* **Task requirements**
Each record should be set down again so that it matches the original exactly.

[Exercise materials Boundary: Start]

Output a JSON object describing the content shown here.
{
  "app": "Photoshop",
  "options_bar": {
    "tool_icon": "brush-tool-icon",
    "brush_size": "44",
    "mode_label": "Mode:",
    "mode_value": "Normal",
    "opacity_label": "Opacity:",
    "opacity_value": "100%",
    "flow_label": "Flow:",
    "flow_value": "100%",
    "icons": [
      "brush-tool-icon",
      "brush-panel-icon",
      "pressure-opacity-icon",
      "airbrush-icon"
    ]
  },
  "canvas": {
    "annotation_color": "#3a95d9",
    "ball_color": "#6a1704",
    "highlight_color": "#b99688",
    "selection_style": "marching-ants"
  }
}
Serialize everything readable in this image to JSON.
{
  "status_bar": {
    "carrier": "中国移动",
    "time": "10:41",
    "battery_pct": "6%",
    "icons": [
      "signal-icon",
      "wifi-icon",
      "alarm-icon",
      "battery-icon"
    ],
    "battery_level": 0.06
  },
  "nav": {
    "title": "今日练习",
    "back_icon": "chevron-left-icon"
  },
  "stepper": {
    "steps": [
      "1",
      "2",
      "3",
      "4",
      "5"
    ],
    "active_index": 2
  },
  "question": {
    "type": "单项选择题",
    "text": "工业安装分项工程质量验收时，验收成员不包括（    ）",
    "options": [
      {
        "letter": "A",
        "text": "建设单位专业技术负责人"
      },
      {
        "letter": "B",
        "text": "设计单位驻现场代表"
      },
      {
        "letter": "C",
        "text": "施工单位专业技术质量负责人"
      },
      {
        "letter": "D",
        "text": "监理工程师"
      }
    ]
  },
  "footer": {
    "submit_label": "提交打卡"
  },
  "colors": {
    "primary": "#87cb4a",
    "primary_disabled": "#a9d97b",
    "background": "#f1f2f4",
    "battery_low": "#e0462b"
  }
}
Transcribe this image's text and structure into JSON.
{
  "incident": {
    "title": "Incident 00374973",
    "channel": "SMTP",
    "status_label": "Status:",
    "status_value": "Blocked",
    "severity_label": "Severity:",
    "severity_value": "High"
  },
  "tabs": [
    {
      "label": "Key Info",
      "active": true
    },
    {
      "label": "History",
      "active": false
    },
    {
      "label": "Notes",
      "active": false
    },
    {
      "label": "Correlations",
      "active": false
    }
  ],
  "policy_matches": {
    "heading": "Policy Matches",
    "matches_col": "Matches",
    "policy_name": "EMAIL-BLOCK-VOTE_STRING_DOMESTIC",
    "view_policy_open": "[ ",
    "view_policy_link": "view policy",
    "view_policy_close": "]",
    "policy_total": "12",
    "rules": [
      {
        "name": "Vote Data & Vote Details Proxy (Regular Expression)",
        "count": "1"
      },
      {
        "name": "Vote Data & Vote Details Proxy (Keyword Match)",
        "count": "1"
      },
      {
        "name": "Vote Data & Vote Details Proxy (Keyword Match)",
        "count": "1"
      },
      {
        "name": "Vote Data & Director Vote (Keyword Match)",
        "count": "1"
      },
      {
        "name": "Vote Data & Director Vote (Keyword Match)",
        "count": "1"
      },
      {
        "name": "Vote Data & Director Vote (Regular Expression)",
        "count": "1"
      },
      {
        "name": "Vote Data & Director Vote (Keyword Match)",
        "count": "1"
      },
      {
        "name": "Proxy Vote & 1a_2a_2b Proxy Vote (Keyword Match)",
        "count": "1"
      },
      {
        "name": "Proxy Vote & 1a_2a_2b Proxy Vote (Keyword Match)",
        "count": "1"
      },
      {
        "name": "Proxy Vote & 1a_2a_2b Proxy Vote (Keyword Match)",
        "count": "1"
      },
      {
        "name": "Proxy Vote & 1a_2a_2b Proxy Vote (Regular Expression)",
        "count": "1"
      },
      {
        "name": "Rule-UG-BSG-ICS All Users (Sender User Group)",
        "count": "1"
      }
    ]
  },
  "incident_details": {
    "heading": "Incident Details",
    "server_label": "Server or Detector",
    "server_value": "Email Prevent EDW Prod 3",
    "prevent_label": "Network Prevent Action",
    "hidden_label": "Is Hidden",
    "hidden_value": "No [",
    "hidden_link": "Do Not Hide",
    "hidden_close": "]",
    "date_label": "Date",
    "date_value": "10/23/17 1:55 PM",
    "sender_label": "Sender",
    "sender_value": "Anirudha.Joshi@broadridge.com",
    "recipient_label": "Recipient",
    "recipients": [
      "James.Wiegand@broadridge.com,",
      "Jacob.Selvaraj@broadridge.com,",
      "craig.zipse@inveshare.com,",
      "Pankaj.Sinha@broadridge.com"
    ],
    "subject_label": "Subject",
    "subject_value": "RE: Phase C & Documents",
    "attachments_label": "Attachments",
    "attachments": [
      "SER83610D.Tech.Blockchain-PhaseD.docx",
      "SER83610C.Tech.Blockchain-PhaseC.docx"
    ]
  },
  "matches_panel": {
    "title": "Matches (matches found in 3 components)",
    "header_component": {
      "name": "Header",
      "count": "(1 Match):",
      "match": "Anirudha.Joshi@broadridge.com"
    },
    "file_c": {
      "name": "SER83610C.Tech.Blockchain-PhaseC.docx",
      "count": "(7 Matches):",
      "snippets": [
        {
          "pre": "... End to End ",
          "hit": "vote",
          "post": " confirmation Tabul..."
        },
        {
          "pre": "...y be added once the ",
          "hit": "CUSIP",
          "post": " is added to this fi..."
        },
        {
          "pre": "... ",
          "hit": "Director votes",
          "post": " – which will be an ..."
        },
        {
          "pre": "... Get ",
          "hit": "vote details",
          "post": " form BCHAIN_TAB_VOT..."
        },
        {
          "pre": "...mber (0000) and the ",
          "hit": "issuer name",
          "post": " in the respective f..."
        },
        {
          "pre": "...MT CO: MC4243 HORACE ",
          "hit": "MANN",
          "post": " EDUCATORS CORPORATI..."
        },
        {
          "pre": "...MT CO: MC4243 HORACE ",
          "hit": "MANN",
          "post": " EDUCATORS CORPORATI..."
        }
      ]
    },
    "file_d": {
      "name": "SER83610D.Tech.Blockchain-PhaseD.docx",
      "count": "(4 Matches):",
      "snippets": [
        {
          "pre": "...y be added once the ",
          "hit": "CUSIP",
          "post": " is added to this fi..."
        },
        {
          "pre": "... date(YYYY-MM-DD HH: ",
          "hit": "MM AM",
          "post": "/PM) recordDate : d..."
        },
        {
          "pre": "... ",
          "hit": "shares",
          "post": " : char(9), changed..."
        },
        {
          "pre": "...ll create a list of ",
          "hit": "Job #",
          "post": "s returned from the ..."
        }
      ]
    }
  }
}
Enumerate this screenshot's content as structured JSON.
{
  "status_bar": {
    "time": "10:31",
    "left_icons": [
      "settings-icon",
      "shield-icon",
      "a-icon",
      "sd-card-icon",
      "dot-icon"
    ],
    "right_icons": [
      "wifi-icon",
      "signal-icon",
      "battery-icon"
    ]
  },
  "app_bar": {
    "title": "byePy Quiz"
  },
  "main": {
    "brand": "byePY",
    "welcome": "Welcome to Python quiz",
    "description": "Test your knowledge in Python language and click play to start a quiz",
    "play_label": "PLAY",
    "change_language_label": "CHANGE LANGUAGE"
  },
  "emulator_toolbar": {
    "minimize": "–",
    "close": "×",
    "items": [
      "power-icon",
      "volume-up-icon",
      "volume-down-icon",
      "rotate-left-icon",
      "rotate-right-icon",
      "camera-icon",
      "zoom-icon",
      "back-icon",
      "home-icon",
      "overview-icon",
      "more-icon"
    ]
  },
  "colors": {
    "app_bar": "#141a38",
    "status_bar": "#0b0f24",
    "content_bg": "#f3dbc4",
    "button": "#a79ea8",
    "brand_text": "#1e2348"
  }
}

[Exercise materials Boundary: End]

* **Exercise solution**
Output a JSON object describing the content shown here.
{
  "app": "Photoshop",
  "options_bar": {
    "tool_icon": "brush-tool-icon",
    "brush_size": "44",
    "mode_label": "Mode:",
    "mode_value": "Normal",
    "opacity_label": "Opacity:",
    "opacity_value": "100%",
    "flow_label": "Flow:",
    "flow_value": "100%",
    "icons": [
      "brush-tool-icon",
      "brush-panel-icon",
      "pressure-opacity-icon",
      "airbrush-icon"
    ]
  },
  "canvas": {
    "annotation_color": "#3a95d9",
    "ball_color": "#6a1704",
    "highlight_color": "#b99688",
    "selection_style": "marching-ants"
  }
}
Serialize everything readable in this image to JSON.
{
  "status_bar": {
    "carrier": "中国移动",
    "time": "10:41",
    "battery_pct": "6%",
    "icons": [
      "signal-icon",
      "wifi-icon",
      "alarm-icon",
      "battery-icon"
    ],
    "battery_level": 0.06
  },
  "nav": {
    "title": "今日练习",
    "back_icon": "chevron-left-icon"
  },
  "stepper": {
    "steps": [
      "1",
      "2",
      "3",
      "4",
      "5"
    ],
    "active_index": 2
  },
  "question": {
    "type": "单项选择题",
    "text": "工业安装分项工程质量验收时，验收成员不包括（    ）",
    "options": [
      {
        "letter": "A",
        "text": "建设单位专业技术负责人"
      },
      {
        "letter": "B",
        "text": "设计单位驻现场代表"
      },
      {
        "letter": "C",
        "text": "施工单位专业技术质量负责人"
      },
      {
        "letter": "D",
        "text": "监理工程师"
      }
    ]
  },
  "footer": {
    "submit_label": "提交打卡"
  },
  "colors": {
    "primary": "#87cb4a",
    "primary_disabled": "#a9d97b",
    "background": "#f1f2f4",
    "battery_low": "#e0462b"
  }
}
Transcribe this image's text and structure into JSON.
{
  "incident": {
    "title": "Incident 00374973",
    "channel": "SMTP",
    "status_label": "Status:",
    "status_value": "Blocked",
    "severity_label": "Severity:",
    "severity_value": "High"
  },
  "tabs": [
    {
      "label": "Key Info",
      "active": true
    },
    {
      "label": "History",
      "active": false
    },
    {
      "label": "Notes",
      "active": false
    },
    {
      "label": "Correlations",
      "active": false
    }
  ],
  "policy_matches": {
    "heading": "Policy Matches",
    "matches_col": "Matches",
    "policy_name": "EMAIL-BLOCK-VOTE_STRING_DOMESTIC",
    "view_policy_open": "[ ",
    "view_policy_link": "view policy",
    "view_policy_close": "]",
    "policy_total": "12",
    "rules": [
      {
        "name": "Vote Data & Vote Details Proxy (Regular Expression)",
        "count": "1"
      },
      {
        "name": "Vote Data & Vote Details Proxy (Keyword Match)",
        "count": "1"
      },
      {
        "name": "Vote Data & Vote Details Proxy (Keyword Match)",
        "count": "1"
      },
      {
        "name": "Vote Data & Director Vote (Keyword Match)",
        "count": "1"
      },
      {
        "name": "Vote Data & Director Vote (Keyword Match)",
        "count": "1"
      },
      {
        "name": "Vote Data & Director Vote (Regular Expression)",
        "count": "1"
      },
      {
        "name": "Vote Data & Director Vote (Keyword Match)",
        "count": "1"
      },
      {
        "name": "Proxy Vote & 1a_2a_2b Proxy Vote (Keyword Match)",
        "count": "1"
      },
      {
        "name": "Proxy Vote & 1a_2a_2b Proxy Vote (Keyword Match)",
        "count": "1"
      },
      {
        "name": "Proxy Vote & 1a_2a_2b Proxy Vote (Keyword Match)",
        "count": "1"
      },
      {
        "name": "Proxy Vote & 1a_2a_2b Proxy Vote (Regular Expression)",
        "count": "1"
      },
      {
        "name": "Rule-UG-BSG-ICS All Users (Sender User Group)",
        "count": "1"
      }
    ]
  },
  "incident_details": {
    "heading": "Incident Details",
    "server_label": "Server or Detector",
    "server_value": "Email Prevent EDW Prod 3",
    "prevent_label": "Network Prevent Action",
    "hidden_label": "Is Hidden",
    "hidden_value": "No [",
    "hidden_link": "Do Not Hide",
    "hidden_close": "]",
    "date_label": "Date",
    "date_value": "10/23/17 1:55 PM",
    "sender_label": "Sender",
    "sender_value": "Anirudha.Joshi@broadridge.com",
    "recipient_label": "Recipient",
    "recipients": [
      "James.Wiegand@broadridge.com,",
      "Jacob.Selvaraj@broadridge.com,",
      "craig.zipse@inveshare.com,",
      "Pankaj.Sinha@broadridge.com"
    ],
    "subject_label": "Subject",
    "subject_value": "RE: Phase C & Documents",
    "attachments_label": "Attachments",
    "attachments": [
      "SER83610D.Tech.Blockchain-PhaseD.docx",
      "SER83610C.Tech.Blockchain-PhaseC.docx"
    ]
  },
  "matches_panel": {
    "title": "Matches (matches found in 3 components)",
    "header_component": {
      "name": "Header",
      "count": "(1 Match):",
      "match": "Anirudha.Joshi@broadridge.com"
    },
    "file_c": {
      "name": "SER83610C.Tech.Blockchain-PhaseC.docx",
      "count": "(7 Matches):",
      "snippets": [
        {
          "pre": "... End to End ",
          "hit": "vote",
          "post": " confirmation Tabul..."
        },
        {
          "pre": "...y be added once the ",
          "hit": "CUSIP",
          "post": " is added to this fi..."
        },
        {
          "pre": "... ",
          "hit": "Director votes",
          "post": " – which will be an ..."
        },
        {
          "pre": "... Get ",
          "hit": "vote details",
          "post": " form BCHAIN_TAB_VOT..."
        },
        {
          "pre": "...mber (0000) and the ",
          "hit": "issuer name",
          "post": " in the respective f..."
        },
        {
          "pre": "...MT CO: MC4243 HORACE ",
          "hit": "MANN",
          "post": " EDUCATORS CORPORATI..."
        },
        {
          "pre": "...MT CO: MC4243 HORACE ",
          "hit": "MANN",
          "post": " EDUCATORS CORPORATI..."
        }
      ]
    },
    "file_d": {
      "name": "SER83610D.Tech.Blockchain-PhaseD.docx",
      "count": "(4 Matches):",
      "snippets": [
        {
          "pre": "...y be added once the ",
          "hit": "CUSIP",
          "post": " is added to this fi..."
        },
        {
          "pre": "... date(YYYY-MM-DD HH: ",
          "hit": "MM AM",
          "post": "/PM) recordDate : d..."
        },
        {
          "pre": "... ",
          "hit": "shares",
          "post": " : char(9), changed..."
        },
        {
          "pre": "...ll create a list of ",
          "hit": "Job #",
          "post": "s returned from the ..."
        }
      ]
    }
  }
}
Enumerate this screenshot's content as structured JSON.
{
  "status_bar": {
    "time": "10:31",
    "left_icons": [
      "settings-icon",
      "shield-icon",
      "a-icon",
      "sd-card-icon",
      "dot-icon"
    ],
    "right_icons": [
      "wifi-icon",
      "signal-icon",
      "battery-icon"
    ]
  },
  "app_bar": {
    "title": "byePy Quiz"
  },
  "main": {
    "brand": "byePY",
    "welcome": "Welcome to Python quiz",
    "description": "Test your knowledge in Python language and click play to start a quiz",
    "play_label": "PLAY",
    "change_language_label": "CHANGE LANGUAGE"
  },
  "emulator_toolbar": {
    "minimize": "–",
    "close": "×",
    "items": [
      "power-icon",
      "volume-up-icon",
      "volume-down-icon",
      "rotate-left-icon",
      "rotate-right-icon",
      "camera-icon",
      "zoom-icon",
      "back-icon",
      "home-icon",
      "overview-icon",
      "more-icon"
    ]
  },
  "colors": {
    "app_bar": "#141a38",
    "status_bar": "#0b0f24",
    "content_bg": "#f3dbc4",
    "button": "#a79ea8",
    "brand_text": "#1e2348"
  }
}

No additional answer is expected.